I was reading where Wayne Gretzky claimed he was successful because he skated to where he thought the puck would be, not where it was. In warfare, people firing at planes from the ground were taught to “lead” the plane and fire ahead of its path. Quarterbacks throw the ball so as to “lead” the receiver in many cases.
I had Bentley out for his daily fetch practice, and I decided to try something new. I noticed that he began to run as soon as I cocked my arm, assuming the direction given my stance, and expecting to pick up the path of the ball when it bounced ahead of him. If I threw in a different direction, he couldn’t immediately tell, and had to slam on the breaks when nothing appeared in front of him.
However, if I threw it up in the air so that it bounced BEHIND him, he wouldn’t hear it on the grass, and also had to stop when nothing appeared ahead of him.
Now, I’m not here to argue with Gretzky, Tom Brady, or anyone trying to shoot at me, but I will share this observation: Too often we assume the flight of the ball. The trajectory isn’t always perfect. A rock can create a bad bounce, another person can choose a different turn unexpectedly, winds and debris can interfere. (I once saw a baseball hit a flying pigeon in the outfield and fall to the ground as a hit. The pigeon’s own trajectory was fatally interrupted by an event it couldn’t anticipate.)
We often assume a future probability incorrectly, because we’re distrait, not paying attention, preoccupied. The flight of the ball—the client, prospect, objective, goal, intention—isn’t always pure and perfect. We have to pay attention.

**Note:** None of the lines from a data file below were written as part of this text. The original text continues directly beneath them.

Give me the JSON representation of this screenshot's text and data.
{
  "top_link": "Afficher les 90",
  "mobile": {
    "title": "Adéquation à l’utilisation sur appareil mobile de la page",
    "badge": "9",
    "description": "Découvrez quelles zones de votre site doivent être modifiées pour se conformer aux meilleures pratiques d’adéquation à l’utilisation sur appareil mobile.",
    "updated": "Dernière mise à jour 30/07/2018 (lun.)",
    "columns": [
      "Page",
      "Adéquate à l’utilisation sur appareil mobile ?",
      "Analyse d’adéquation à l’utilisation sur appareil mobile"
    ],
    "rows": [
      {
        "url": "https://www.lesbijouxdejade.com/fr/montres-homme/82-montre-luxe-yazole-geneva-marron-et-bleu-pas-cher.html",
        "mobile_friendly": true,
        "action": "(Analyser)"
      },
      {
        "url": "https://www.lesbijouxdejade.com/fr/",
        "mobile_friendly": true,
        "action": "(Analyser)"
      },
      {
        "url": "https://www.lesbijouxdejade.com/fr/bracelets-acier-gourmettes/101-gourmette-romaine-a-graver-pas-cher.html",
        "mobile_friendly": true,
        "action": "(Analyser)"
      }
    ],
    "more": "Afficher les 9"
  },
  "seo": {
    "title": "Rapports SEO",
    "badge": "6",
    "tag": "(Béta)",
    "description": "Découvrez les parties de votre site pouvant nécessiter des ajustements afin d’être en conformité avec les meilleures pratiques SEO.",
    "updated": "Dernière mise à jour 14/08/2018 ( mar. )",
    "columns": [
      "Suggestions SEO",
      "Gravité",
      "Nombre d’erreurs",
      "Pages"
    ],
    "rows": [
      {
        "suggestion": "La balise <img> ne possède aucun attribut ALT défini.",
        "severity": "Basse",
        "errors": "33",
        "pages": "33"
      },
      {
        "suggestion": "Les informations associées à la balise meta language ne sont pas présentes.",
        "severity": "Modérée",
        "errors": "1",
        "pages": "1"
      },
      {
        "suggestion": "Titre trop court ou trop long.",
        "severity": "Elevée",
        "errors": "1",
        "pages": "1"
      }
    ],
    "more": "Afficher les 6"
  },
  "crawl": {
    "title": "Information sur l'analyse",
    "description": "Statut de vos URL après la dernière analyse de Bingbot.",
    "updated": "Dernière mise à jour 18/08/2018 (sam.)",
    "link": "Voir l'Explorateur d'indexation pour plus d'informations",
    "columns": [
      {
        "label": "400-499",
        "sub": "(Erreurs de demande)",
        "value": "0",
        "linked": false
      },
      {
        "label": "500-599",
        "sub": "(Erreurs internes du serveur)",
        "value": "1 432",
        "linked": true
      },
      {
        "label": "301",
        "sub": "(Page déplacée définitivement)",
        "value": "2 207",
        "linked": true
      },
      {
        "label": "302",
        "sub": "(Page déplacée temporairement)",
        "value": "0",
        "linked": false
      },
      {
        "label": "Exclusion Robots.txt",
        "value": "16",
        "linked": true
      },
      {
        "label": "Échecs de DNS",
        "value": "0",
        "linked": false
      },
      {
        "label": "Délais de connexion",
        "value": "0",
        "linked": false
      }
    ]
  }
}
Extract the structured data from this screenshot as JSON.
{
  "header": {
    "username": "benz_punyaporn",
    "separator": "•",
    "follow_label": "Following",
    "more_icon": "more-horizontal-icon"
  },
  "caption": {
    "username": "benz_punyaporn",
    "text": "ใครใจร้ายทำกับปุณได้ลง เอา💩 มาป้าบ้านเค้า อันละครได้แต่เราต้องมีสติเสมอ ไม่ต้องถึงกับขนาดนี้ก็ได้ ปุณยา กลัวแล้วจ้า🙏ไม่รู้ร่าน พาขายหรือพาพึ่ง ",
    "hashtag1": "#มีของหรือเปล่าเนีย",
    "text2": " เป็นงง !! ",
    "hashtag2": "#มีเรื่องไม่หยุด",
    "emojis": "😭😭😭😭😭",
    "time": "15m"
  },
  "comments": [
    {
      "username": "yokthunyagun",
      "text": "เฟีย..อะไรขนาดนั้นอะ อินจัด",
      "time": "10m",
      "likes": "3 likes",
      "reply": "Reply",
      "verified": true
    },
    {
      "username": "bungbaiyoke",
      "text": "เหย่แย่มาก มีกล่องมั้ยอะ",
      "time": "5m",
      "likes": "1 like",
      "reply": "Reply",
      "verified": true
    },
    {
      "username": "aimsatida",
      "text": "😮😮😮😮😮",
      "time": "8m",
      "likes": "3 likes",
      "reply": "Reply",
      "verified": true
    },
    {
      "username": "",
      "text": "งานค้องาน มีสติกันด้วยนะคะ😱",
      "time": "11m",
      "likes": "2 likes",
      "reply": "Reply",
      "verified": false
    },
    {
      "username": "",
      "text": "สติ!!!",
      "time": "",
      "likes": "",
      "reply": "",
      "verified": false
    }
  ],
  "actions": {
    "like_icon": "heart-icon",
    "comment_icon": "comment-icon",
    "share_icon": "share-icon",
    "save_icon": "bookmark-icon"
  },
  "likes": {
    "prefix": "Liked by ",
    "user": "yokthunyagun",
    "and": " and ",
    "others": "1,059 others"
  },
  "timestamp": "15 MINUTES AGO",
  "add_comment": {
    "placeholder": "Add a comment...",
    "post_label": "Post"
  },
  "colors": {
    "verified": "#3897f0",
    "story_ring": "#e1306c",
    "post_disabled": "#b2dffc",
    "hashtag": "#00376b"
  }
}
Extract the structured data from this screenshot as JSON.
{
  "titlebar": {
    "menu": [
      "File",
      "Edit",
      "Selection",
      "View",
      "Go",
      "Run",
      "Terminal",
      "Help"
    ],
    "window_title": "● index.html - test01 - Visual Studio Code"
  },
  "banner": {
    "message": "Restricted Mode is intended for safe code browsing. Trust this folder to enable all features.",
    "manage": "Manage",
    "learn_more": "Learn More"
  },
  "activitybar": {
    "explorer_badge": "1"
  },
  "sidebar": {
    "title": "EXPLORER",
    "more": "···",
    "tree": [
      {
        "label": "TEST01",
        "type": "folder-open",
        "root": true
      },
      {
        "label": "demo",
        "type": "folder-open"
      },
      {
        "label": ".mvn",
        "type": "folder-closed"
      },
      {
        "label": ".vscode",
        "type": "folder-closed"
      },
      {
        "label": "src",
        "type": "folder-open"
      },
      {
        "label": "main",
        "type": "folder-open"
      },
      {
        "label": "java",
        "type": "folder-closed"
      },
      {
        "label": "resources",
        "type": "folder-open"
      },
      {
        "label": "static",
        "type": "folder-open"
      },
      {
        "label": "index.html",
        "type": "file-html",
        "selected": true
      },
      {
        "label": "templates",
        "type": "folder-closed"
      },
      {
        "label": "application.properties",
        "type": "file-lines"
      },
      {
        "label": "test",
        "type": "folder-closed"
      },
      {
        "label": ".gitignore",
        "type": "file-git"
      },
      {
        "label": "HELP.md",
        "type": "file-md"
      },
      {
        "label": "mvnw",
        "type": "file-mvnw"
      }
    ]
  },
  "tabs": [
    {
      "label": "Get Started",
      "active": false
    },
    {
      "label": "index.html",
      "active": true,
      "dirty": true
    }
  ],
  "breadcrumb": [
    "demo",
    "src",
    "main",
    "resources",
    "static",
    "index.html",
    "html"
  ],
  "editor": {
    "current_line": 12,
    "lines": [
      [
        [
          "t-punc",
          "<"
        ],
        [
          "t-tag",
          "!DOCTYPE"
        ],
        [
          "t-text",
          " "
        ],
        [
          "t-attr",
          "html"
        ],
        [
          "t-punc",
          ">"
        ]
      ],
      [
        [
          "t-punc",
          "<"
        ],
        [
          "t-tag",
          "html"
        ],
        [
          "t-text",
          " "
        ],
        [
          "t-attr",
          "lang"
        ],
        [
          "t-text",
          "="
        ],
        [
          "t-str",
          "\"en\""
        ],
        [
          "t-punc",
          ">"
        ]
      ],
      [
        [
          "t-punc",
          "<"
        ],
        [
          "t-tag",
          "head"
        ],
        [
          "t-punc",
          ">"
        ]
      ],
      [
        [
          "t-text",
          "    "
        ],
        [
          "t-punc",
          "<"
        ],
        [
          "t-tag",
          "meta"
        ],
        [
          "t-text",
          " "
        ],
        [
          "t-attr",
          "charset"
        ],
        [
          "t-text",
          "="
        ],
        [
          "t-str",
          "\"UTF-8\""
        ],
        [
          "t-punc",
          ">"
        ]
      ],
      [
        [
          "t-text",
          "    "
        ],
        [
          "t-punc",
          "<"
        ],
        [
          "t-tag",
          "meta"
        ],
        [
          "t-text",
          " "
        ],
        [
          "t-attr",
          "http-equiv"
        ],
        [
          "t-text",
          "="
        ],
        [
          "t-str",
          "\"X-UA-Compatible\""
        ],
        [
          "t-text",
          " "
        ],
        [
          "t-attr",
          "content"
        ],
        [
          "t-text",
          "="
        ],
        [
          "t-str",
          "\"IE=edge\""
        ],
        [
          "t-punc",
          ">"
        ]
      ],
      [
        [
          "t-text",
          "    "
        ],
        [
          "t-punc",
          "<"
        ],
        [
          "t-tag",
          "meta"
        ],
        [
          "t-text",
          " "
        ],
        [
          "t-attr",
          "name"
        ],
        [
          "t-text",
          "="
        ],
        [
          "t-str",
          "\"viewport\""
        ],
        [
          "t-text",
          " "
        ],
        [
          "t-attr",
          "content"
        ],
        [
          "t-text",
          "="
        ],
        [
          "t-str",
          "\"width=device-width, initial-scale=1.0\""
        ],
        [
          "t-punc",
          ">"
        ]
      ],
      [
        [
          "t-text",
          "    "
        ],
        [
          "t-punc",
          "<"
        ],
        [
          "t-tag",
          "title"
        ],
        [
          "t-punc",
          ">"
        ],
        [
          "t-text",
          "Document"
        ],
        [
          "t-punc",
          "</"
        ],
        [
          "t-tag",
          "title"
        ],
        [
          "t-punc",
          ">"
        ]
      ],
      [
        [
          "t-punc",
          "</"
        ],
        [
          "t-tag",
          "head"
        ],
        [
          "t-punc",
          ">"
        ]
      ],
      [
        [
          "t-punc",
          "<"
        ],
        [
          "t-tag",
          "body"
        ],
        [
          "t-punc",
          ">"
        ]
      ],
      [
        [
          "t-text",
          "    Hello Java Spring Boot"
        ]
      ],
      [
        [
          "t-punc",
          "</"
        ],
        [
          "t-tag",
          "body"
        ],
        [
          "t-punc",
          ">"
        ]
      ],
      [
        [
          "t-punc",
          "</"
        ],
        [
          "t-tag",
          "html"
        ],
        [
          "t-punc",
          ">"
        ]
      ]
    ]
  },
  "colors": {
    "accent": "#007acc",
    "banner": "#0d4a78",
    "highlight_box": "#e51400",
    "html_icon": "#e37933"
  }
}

Gretzky and Brady are huge exceptions, which is why they stand out. Bentley has begun looking up. We can all learn.
© Alan Weiss 2013